What impressed me about both transactions was that unlike so many experiences when people try to sell to tourists in the third world, neither of these young ladies made the common “guilt” pitch that we should buy whatever they had to sell because we had money and they were going pester us until we gave them some.  
Waiting to climb the stairs at Potala

A couple years later we visited Tibet. Lhasa was definitely on my bucket list but we had some concerns about accomodations and food. I had visited much of rural China and knew when travel agents talk about “best available” accommodations – it normally is not good news. We were lucky in Lhasa - all the toilet paper and granola bars I brought  with me turned out to be unnecessary insurance. We stayed in what had been the Embassy for Nepal.
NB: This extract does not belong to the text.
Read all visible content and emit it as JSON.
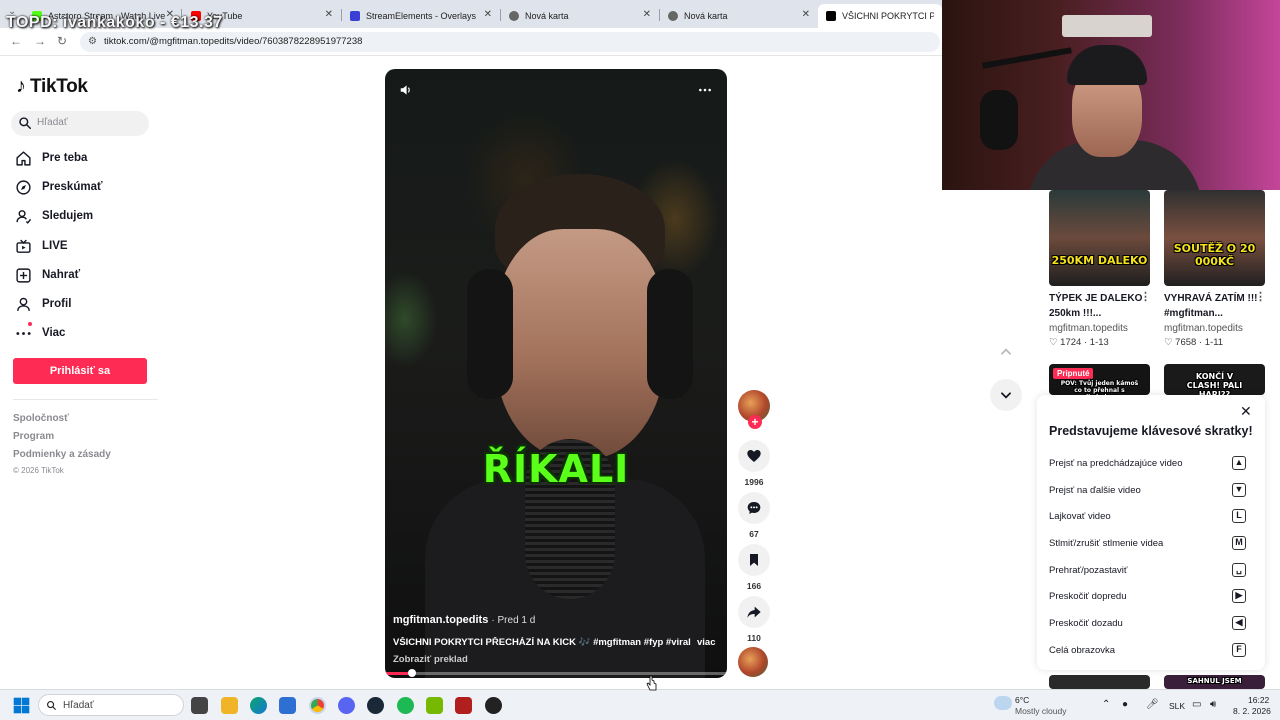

We had a great time in the thin mountain air.  Thinking our time on the “rooftop of the world” would mean a week of roughing it, we were surprised to see Mexican and French restaurants in unimpressive buildings but with great food. One night after having excellent cheeseburgers, we walked out of a restaurant and were greeted by a young girl who asked if I knew the words to “Red River Valley” – when I told her I didn’t know all the words, she asked if I would sing it with her anyway. Strange request on a dusty side street in Tibet from a girl who was born during the heyday of the “Smashing Pumpkins”. I did my best to sing along with this girl who was tolerant of this glaring gap in my musical knowledge. In the distance I could see an older man watching the girl carefully. I didn’t get the feeling he was a stalker so I assumed they were connected. When the singing was over, I asked why she knew the song. She said her grandfather learned it from Americans who ended up in China during WW II. He learned English from songs. I assumed grandpa was the man watching from afar.

A few minutes passed as my wife and daughters spoke with “Sarah” – her English name. It came up in conversation that we were living in Japan. Suddenly a torrent of Japanese came out of Sarah’s mouth. I asked her in Japanese how she learned Japanese. Again – grandpa. At that point, I really wanted to meet grandpa so I walked over and introduced myself and asked about his precocious granddaughter. He explained that the Chinese government was changing Tibet and that he wanted to prepare Sarah for a life outside of Tibet and maybe outside of China. A couple times a week they went out on the streets of Lhasa so she could practice speaking foreign languages with native speakers. He normally stayed in the distance so that Sarah would learn better how to interact and rely on her own skills. I could have spent a couple days talking with this interesting old man. Grandpa had a clearer globalization strategy for his granddaughter than most American companies have for their business. Grandpa was clearly not a man of means but he was getting his granddaughter ready to succeed in a changing world. Rather than try to sell us something, Sarah wound up giving my wife and daughters bracelets. We also got her email address and it was our hope to stay in touch. Unfortunately we never got a response to emails sent to that address. Hopefully we simply wrote it down incorrectly.

Traveling in Asia as a family for over a decade was a great experience. We always called it “vacation” but the lessons we learned were priceless.